A few weeks ago, I got into a pretty nasty argument with the guy I was “talking” to. Needless to say, we aren’t talking anymore; I even blocked his number.
Our argument was so ridiculous, I don’t know if I’ve ever been so mad in my life. I was shaking and spitting off insults about to him to my best friend.
“He’s a nutcase,” I told her. “I seriously cannot believe what a prick he is.”
A few days later, my friend brought to light what I’d been wondering all along but didn’t want to admit — maybe this “prick” was actually dating someone else, and he was just treating me poorly to let me down easy.
The thought of him with someone else made my heart sink.
When the anger subsided, I recalled that classic line I’ve heard for years, “Everyone’s an asshole.” Cynical? Maybe.
Google the phrase and you’ll be delighted to see the video explanation from College Humor: “Bradley will brag about how much he’s paid, and still he’ll complain of the cost of his maid.”
We all do things that would categorize us as assholes to at least someone in the world. Whether you’re the person talking in a movie theatre, the cheap tipper or my upstairs neighbor making laps in his apartment wearing cinder blocks for shoes, it’s likely you’ve pissed someone off at one point or another.

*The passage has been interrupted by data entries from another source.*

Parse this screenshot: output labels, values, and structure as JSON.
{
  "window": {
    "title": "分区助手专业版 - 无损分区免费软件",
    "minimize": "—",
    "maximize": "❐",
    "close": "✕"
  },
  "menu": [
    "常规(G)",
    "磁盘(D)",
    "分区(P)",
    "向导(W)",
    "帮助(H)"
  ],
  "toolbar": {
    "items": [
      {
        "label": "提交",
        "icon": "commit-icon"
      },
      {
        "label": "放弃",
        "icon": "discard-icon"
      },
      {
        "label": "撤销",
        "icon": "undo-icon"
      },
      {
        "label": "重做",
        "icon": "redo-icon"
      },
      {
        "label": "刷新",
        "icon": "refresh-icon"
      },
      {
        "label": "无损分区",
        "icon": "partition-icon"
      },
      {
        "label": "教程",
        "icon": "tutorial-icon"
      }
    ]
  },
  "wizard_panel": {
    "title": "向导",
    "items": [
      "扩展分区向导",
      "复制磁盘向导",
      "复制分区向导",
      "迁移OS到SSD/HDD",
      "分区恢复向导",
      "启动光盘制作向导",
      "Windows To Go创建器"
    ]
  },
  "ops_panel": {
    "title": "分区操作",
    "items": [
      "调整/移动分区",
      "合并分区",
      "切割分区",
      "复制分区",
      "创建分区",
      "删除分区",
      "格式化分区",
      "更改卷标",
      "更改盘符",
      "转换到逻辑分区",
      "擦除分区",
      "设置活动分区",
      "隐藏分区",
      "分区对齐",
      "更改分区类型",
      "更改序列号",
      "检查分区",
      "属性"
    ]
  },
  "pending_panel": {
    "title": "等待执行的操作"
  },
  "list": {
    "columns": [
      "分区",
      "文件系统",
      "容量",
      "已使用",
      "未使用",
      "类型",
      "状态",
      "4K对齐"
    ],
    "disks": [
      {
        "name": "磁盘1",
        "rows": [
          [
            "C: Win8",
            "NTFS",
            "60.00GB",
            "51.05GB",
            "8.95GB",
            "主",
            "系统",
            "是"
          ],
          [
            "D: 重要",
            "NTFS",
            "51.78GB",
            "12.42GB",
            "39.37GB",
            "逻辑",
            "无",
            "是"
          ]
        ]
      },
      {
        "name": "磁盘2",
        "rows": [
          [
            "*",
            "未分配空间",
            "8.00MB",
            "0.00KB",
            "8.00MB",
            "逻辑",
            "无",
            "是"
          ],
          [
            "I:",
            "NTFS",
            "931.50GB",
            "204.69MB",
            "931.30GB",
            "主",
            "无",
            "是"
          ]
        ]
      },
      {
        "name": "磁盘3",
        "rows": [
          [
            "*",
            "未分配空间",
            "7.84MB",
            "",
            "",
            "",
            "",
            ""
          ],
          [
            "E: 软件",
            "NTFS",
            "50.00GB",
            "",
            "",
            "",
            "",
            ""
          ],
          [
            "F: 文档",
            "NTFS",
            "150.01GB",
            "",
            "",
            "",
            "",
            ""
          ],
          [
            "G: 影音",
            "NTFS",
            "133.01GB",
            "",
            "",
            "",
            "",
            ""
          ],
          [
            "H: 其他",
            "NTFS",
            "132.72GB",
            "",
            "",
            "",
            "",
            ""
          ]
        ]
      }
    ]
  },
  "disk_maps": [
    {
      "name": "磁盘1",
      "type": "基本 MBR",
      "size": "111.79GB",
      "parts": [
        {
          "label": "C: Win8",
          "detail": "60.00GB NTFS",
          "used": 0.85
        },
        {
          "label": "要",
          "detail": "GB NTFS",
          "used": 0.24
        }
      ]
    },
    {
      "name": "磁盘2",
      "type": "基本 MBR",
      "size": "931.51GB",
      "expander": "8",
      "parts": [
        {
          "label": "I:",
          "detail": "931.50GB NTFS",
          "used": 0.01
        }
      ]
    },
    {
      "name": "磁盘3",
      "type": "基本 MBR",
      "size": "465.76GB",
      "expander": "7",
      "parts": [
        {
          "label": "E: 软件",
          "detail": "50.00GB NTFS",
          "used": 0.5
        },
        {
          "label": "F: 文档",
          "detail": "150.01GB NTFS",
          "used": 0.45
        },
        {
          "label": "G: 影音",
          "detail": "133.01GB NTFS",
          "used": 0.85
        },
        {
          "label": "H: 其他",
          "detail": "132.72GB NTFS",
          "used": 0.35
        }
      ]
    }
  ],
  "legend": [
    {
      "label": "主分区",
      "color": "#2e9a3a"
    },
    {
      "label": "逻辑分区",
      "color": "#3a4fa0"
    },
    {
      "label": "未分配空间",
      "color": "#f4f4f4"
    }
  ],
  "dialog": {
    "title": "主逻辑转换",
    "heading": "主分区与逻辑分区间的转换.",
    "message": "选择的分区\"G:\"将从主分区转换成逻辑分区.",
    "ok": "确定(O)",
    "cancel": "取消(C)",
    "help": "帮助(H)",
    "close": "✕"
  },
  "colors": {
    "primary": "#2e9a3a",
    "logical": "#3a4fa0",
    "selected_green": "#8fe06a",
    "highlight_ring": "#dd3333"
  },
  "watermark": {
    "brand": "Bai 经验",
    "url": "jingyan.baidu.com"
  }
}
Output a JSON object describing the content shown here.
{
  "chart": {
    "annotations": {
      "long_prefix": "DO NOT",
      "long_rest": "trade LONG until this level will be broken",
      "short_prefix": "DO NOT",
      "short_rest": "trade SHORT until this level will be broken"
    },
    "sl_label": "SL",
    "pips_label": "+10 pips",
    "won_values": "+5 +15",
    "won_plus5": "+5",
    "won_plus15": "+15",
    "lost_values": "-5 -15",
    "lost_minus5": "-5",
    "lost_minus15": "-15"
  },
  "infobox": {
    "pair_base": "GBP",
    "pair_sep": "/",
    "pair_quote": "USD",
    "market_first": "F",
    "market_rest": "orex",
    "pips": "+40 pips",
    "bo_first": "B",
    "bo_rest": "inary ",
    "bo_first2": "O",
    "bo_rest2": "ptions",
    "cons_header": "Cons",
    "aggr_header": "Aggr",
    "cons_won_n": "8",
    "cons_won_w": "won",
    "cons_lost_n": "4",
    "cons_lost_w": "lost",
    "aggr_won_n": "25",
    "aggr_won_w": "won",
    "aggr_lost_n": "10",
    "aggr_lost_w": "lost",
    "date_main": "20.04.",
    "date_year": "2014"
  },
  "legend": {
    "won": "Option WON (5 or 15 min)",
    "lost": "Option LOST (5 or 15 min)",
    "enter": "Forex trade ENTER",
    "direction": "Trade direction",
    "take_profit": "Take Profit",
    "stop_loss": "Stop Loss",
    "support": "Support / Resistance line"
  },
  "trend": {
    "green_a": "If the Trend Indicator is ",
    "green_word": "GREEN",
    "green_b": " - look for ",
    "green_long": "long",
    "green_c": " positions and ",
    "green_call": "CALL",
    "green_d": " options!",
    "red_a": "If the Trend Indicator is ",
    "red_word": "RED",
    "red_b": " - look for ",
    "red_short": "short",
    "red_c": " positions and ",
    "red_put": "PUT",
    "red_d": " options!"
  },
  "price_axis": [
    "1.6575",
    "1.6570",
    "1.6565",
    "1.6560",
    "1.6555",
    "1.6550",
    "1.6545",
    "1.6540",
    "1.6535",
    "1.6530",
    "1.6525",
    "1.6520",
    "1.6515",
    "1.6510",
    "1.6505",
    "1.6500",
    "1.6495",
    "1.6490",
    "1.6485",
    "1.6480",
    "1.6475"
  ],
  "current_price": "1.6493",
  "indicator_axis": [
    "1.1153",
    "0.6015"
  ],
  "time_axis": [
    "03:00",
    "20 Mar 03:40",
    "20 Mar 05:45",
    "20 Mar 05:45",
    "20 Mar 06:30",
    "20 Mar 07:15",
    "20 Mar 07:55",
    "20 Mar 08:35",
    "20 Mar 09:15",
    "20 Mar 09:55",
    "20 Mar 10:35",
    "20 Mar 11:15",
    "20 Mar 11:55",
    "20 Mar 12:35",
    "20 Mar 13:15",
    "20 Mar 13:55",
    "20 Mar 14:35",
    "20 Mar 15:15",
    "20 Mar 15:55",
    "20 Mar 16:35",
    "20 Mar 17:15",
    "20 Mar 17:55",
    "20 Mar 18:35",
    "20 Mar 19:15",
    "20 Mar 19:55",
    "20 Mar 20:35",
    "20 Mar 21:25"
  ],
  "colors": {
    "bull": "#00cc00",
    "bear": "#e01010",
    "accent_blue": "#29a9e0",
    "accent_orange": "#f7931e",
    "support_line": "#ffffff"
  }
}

Me? I’m definitely an asshole. Sure, I volunteer once a month, I am always on time to meetings and I say “thank you” anytime a waiter refills my water glass. But, I know I do things that make people want to punch me.
I’m working on my manners when it comes to my phone (I’m always on it), my small case of road rage comes complete with horn honking and I’m totally guilty of loud snacking in my cubicle at work.
Of course, afternoon snack choices are a little different from straight up treating someone like crap in a relationship, but I think we treat others in a way that reflects how we feel about ourselves.
A few years ago, I was involved in a physical relationship with an engaged man. We ended it before he got married, and once he did get married, he apologized to me for putting me in the situation and ultimately hurting our friendship.
Although it was just as much my fault for agreeing to our relationship, I accepted his apology and forgave him. Whether or not I realized it at the time, I know he was going through other issues that led him to treat me the way he did.
I’m not saying we should just chalk all bad behavior up to life’s issues, but it’s worth considering.
It doesn’t mean it still doesn’t hurt like hell, or that the innocent party has to forgive.
But at the very least, it gives me a little bit of solace (in a weird way) to know that I’m not perfect, and there’s been times that one of my exes has ran to his friends and said I was a bitch or at least, crazy.
The thing is, it’s all about finding the jerk you can put up with, and one that’s going to put up with you, as well.
It’ll be a great person, not an asshole, and you’ll fall in love. And it will happen despite the fact that someone, somewhere still thinks your soul mate is an asshole.
Read more about coping with breakups and assholes on Holly’s blog, TheBitterLemon.com.